Typically, one might respond by opening one’s laptop, ensuring that Wi-Fi is enabled, connecting to a VPN, and checking the logs. In this case, they discover that the AEM repository is corrupted and cannot be repaired. It will need to be restored from snapshot, and must be taken out of the load balancer to ensure there’s no traffic reaching the corrupted instance. The System Engineer will have to stop AEM, and restore the snapshot. Once AEM is running again, they will carry out the necessary checks, and restore all the content to ensure it’s up to date. Having done this, the System Engineer can finally put it back into the load balancer, create a ticket, and go back to their evening.

Case Study 2: Response to an incident using ChatOps

First, the chatbot will create an overview of the environment, and assist the System Engineer in identifying the problem. The chatbot suggests next actions, offers a solution, and follows instructions to carry out the repairs. Taking the aforementioned example, the System Engineer would simply ask the chatbot to “check Publish-1”. The bot would then check the logs, and quickly respond: “Unfortunately the repository is broken. Do you want me to remove it from the load balancer?” The System Engineer would then reply, “Yes. Restore snapshot Publish-1”, and the chatbot would automatically restore from snapshot, before restarting the AEM. Once instructed to “check PROD”, the chatbot will run the final checks, before putting everything back in the load balancer.
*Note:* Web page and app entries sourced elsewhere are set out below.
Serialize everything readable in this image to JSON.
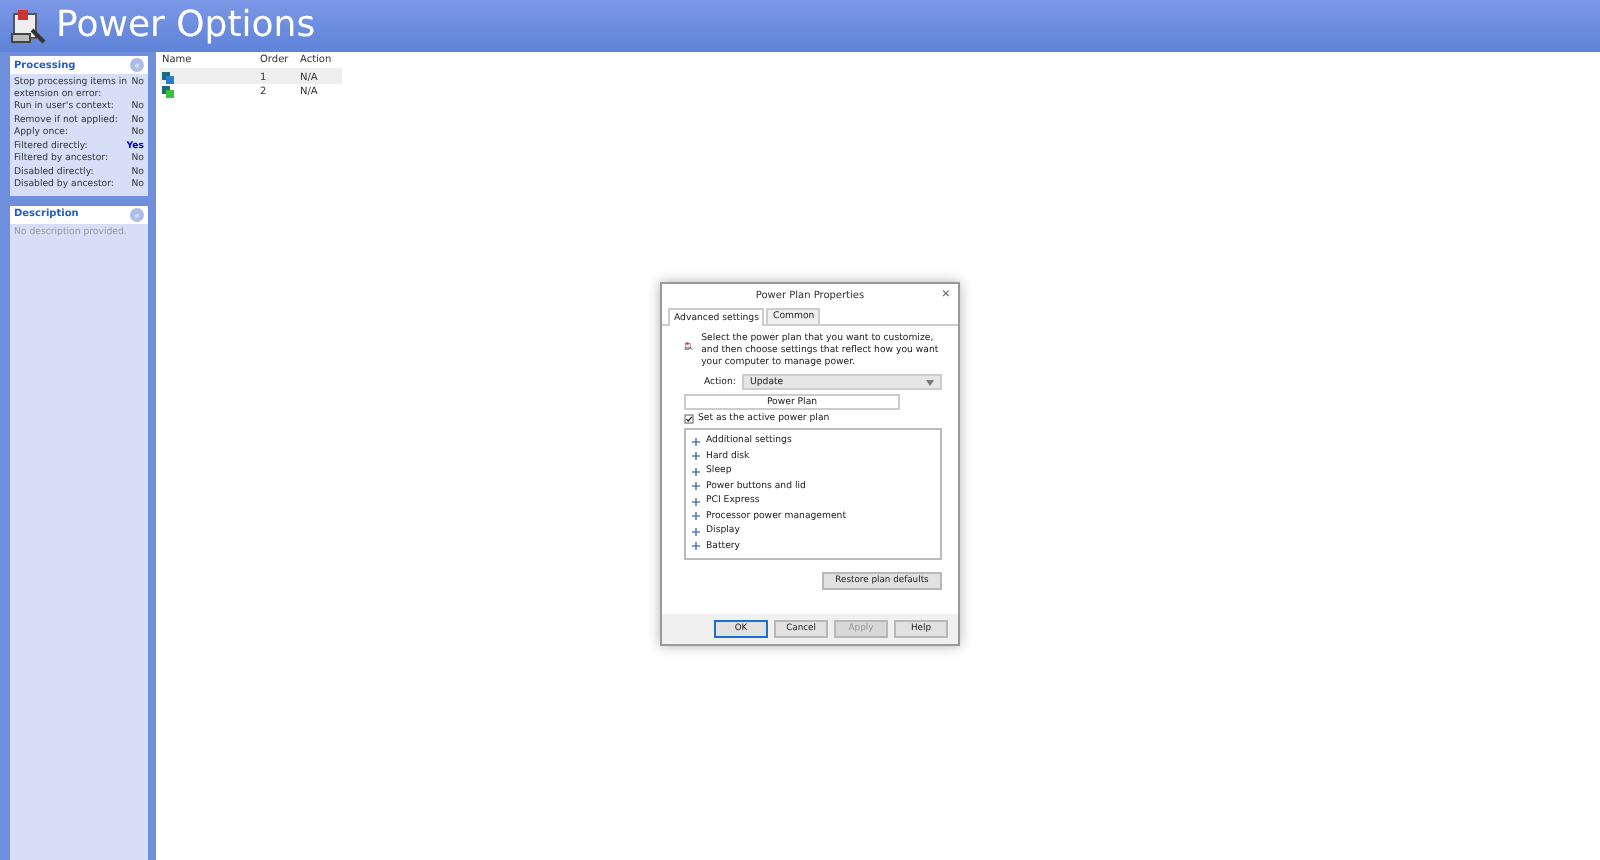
{
  "window": {
    "title": "Power Options"
  },
  "processing": {
    "title": "Processing",
    "collapse": "«",
    "rows": [
      {
        "label": "Stop processing items in extension on error:",
        "value": "No",
        "highlight": false
      },
      {
        "label": "Run in user's context:",
        "value": "No",
        "highlight": false
      },
      {
        "label": "Remove if not applied:",
        "value": "No",
        "highlight": false
      },
      {
        "label": "Apply once:",
        "value": "No",
        "highlight": false
      },
      {
        "label": "Filtered directly:",
        "value": "Yes",
        "highlight": true
      },
      {
        "label": "Filtered by ancestor:",
        "value": "No",
        "highlight": false
      },
      {
        "label": "Disabled directly:",
        "value": "No",
        "highlight": false
      },
      {
        "label": "Disabled by ancestor:",
        "value": "No",
        "highlight": false
      }
    ]
  },
  "description": {
    "title": "Description",
    "collapse": "«",
    "text": "No description provided."
  },
  "table": {
    "columns": [
      "Name",
      "Order",
      "Action"
    ],
    "rows": [
      {
        "order": "1",
        "action": "N/A",
        "selected": true
      },
      {
        "order": "2",
        "action": "N/A",
        "selected": false
      }
    ]
  },
  "dialog": {
    "title": "Power Plan Properties",
    "close": "×",
    "tabs": [
      {
        "label": "Advanced settings",
        "selected": true
      },
      {
        "label": "Common",
        "selected": false
      }
    ],
    "intro": "Select the power plan that you want to customize, and then choose settings that reflect how you want your computer to manage power.",
    "action_label": "Action:",
    "action_value": "Update",
    "plan": "Power Plan",
    "active_checkbox": {
      "label": "Set as the active power plan",
      "checked": true
    },
    "settings": [
      {
        "label": "Additional settings",
        "expanded": false
      },
      {
        "label": "Hard disk",
        "expanded": false
      },
      {
        "label": "Sleep",
        "expanded": false
      },
      {
        "label": "Power buttons and lid",
        "expanded": false
      },
      {
        "label": "PCI Express",
        "expanded": false
      },
      {
        "label": "Processor power management",
        "expanded": false
      },
      {
        "label": "Display",
        "expanded": false
      },
      {
        "label": "Battery",
        "expanded": false
      }
    ],
    "restore": "Restore plan defaults",
    "buttons": [
      {
        "label": "OK",
        "disabled": false,
        "default": true
      },
      {
        "label": "Cancel",
        "disabled": false,
        "default": false
      },
      {
        "label": "Apply",
        "disabled": true,
        "default": false
      },
      {
        "label": "Help",
        "disabled": false,
        "default": false
      }
    ]
  }
}
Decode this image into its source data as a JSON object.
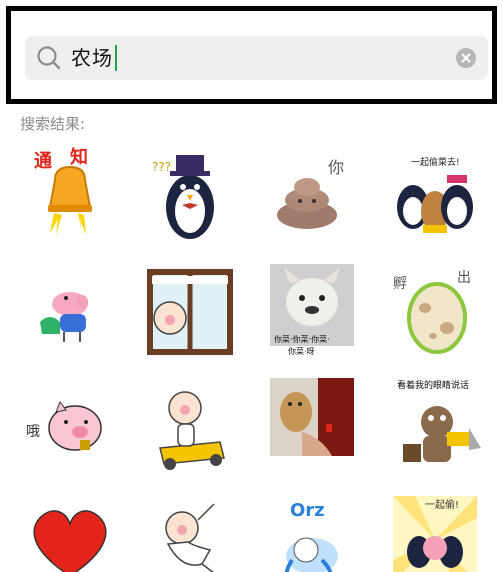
{
  "search": {
    "query": "农场",
    "icon": "search-icon",
    "clear_icon": "clear-icon"
  },
  "results": {
    "label": "搜索结果:",
    "stickers": [
      {
        "name": "sticker-bell-notice",
        "text": "通知"
      },
      {
        "name": "sticker-penguin-magician",
        "text": ""
      },
      {
        "name": "sticker-poop-ni",
        "text": "你"
      },
      {
        "name": "sticker-group-together",
        "text": "一起偷菜去!"
      },
      {
        "name": "sticker-peppa-pig-dinosaur",
        "text": ""
      },
      {
        "name": "sticker-pig-at-window",
        "text": ""
      },
      {
        "name": "sticker-bulldog-photo",
        "text": "你菜·你菜·你菜·你菜·呀"
      },
      {
        "name": "sticker-egg-hatching",
        "text": "孵出"
      },
      {
        "name": "sticker-pig-oh",
        "text": "哦"
      },
      {
        "name": "sticker-pig-on-mower",
        "text": ""
      },
      {
        "name": "sticker-cat-photo",
        "text": ""
      },
      {
        "name": "sticker-chainsaw-bear",
        "text": "看着我的眼睛说话"
      },
      {
        "name": "sticker-red-heart",
        "text": ""
      },
      {
        "name": "sticker-pig-dancing",
        "text": ""
      },
      {
        "name": "sticker-orz-girl",
        "text": "Orz"
      },
      {
        "name": "sticker-group-hug",
        "text": "一起偷!"
      }
    ]
  },
  "colors": {
    "search_bg": "#efefef",
    "caret": "#1fa64a",
    "label": "#8a8a8a",
    "frame": "#000000"
  }
}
When this has been done, the bot can turn the conversation itself into a Jira ticket, and automatically close it on the System Engineer’s behalf.

Should we be concerned about automation?

Many people have concerns about the impact of automation on human labor; there is fear that bots will replace human workers, putting people out of jobs.

However, studies into everyday workflows have shown that most working processes are split into three groups: human interaction, routine, and creativity. The vast majority of our time is taken up with implementing routine tasks, leaving little time for the important work: human interaction and creativity.

By leveraging the ChatOps model, we drastically reduce the amount of time that human workers are required to spend on mundane jobs. Simple technical tasks become automated, leaving more space within workflows for human creativity. Chatbots therefore pose little risk in terms of displacing labor. Rather, they serve to increase the scope for developers to interact with one another, and bring innovation to their projects. Whilst chatbots complete routine tasks efficiently, developers are free to focus on the more complex tasks that require a distinctly human touch.